Plant dispersal strategies of high tropical alpine communities across the Andes (J. Ecol.)

Since dispersal is crucial for the assembly of plant communities, a better understanding of its relation to climate is needed to predict plant communities’ responses to changes in the environment. However, this kind of association is still missing in tropical alpine ecosystems –one of the most vulnerable to climate change. In this paper, Tovar et al. evaluated the correlation between the dispersal strategies (i.e., the combination of seed dispersal mode and growth form) of 49 summits across the Andes with climatic variables. Also, they assessed how the dispersal strategies were associated with species phylogeny. The authors found that the minimum air temperature had a stronger correlation with the relative abundance of dispersal strategies than phylogeny. For instance, colder summits had a higher relative abundance of autonomous-dispersed herbs, while animal-dispersed shrubs and trees were the most dominant in warmer sites. Given this, the authors suggest that a warmer climate could allow animal-dispersed and woody species to outcompete species with other dispersal strategies, highlighting a particular risk for some high-Andean species to climate change. However, the authors observe the need for including more dispersal and reproductive traits –such as seed size and plant clonality– to make more robust inferences.
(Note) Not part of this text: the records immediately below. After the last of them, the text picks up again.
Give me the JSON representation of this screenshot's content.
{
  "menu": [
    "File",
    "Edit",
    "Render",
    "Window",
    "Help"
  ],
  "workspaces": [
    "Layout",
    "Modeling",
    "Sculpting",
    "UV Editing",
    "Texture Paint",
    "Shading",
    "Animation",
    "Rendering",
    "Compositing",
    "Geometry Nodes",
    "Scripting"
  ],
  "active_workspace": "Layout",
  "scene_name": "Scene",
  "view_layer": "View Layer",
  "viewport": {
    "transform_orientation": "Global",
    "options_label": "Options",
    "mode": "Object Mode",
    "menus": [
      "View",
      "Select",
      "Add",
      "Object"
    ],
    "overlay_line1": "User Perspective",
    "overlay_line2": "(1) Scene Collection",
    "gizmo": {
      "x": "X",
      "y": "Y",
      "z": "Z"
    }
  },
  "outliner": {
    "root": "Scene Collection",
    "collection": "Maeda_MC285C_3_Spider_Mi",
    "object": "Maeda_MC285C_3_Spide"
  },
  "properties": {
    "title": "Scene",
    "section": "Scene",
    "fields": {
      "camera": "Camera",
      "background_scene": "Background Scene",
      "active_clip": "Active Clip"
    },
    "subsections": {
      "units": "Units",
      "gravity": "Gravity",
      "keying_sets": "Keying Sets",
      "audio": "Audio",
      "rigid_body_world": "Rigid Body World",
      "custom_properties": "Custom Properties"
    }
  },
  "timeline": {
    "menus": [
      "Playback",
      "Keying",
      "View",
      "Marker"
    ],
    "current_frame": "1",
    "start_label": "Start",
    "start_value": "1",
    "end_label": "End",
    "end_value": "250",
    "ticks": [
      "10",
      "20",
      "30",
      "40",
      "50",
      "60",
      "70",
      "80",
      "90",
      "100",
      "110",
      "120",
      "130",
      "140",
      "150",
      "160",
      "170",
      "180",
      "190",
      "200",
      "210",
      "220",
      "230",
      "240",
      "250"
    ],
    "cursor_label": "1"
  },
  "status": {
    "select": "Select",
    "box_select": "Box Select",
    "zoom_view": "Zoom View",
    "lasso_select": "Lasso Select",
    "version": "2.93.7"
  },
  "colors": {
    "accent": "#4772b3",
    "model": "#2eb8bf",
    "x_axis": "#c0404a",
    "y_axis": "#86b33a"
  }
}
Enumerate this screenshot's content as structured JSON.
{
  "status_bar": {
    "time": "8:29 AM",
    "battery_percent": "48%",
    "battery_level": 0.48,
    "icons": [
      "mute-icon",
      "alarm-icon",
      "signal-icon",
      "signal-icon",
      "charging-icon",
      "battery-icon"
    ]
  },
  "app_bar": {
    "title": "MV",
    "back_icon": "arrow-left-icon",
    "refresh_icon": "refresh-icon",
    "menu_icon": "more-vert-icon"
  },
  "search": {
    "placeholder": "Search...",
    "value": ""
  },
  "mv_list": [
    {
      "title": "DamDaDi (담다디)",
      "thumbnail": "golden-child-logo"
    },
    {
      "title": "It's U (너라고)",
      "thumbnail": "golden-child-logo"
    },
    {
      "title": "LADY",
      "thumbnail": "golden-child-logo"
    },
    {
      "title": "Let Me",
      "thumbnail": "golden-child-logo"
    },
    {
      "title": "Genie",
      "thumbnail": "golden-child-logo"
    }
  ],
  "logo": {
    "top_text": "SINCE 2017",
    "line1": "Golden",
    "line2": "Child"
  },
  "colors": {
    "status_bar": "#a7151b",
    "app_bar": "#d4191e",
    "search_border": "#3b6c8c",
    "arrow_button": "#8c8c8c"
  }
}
Summary by Carlos A. Ordóñez-Parra @caordonezparra) J. Ecol. 10.1111/1365-2745.13416